boston.com Sports Sportsin partnership with NESN your connection to The Boston Globe

He tried -- it's true

Orioles' Shuey won't run and hide

Neither Orioles manager Dave Tremblay nor catcher Ramon Hernandez had any answers Wednesday during the Orioles' 30-3 loss to Texas in the first game of a doubleheader. Neither Orioles manager Dave Tremblay nor catcher Ramon Hernandez had any answers Wednesday during the Orioles' 30-3 loss to Texas in the first game of a doubleheader. (Lloyd Fox/ASSOCIATED PRESS)

BALTIMORE -- Not long after Paul Shuey allowed the final nine runs in a 30-3 loss to the Texas Rangers, his cellphone started ringing.

"I had one buddy call and ask me if I was trying. I said, 'Yeah, I really was,' " Shuey said.

The day after the Baltimore Orioles yielded an American League-record 30 runs, the players and manager Dave Trembley were still trying to make sense out of the Wednesday debacle.

Shuey pitched two innings, allowing seven hits -- including two home runs -- and nine earned runs. His ERA swelled from 6.75 to 9.49.

Under different circumstances, Trembley would have mercifully pulled him from the game. But it was only the opener of a doubleheader, so Shuey took one for the team. "It was one of those times when you really try to conserve the rest of the bullpen, your main guys, so we had a good shot to win the second game," the 36-year-old righthander said.

The sacrifice was in vain: The Orioles lost the nightcap, 9-7, using four more pitchers in the process.

Trembley, meanwhile, experienced one of baseball's all-time up-and-down days. Hours after the team announced his contract extension into 2008, the Orioles gave up 29 hits in the most lopsided loss in franchise history.

"I didn't get back to my apartment until maybe about 1:45," he said. "I think my wife was more upset about it than I was. I was glad she was here."

Trembley held a team meeting yesterday afternoon before the Orioles opened a four-game series against the Twins.

"Our focus was to review Minnesota," he said. "But if there was a key element of the talk, it was called pride."

The Orioles sent for bullpen help yesterday, recalling righthander Jim Johnson from Triple A Norfolk.
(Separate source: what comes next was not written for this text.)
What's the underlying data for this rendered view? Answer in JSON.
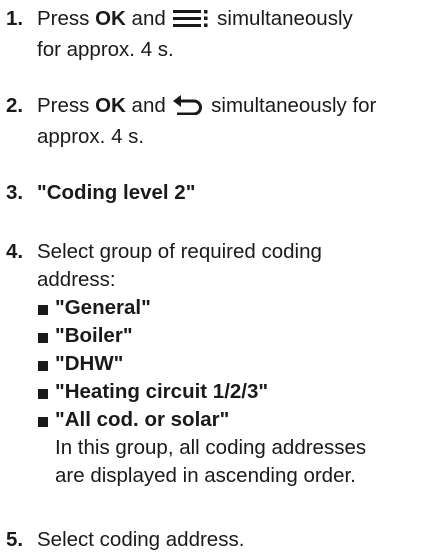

Shuey hadn't pitched in the majors since 2003 before joining the Orioles June 19. He underwent hip surgery two years ago and is still working to find a comfort zone on the mound.

It didn't happen Wednesday.

"That was the ugliest outing I've ever had, but at the same time I'm still kind of trying to come back and trying to get my stuff together. I treated it that way and just tried to battle through it," Shuey said. "I actually feel pretty good today for going through that. I was happy the other guys didn't get penalized and were in position to succeed in the next game."

But what about that inflated ERA? More than one-third of the 26 runs he's allowed this season came during that horrid two-inning appearance.

"To be honest with you, my numbers weren't great before the outing yesterday. I agree, it's not going to be pretty to look at," he said. "But at the end of the day that's more of a pride factor."

Related articles on Boston.com

SEARCH THE ARCHIVES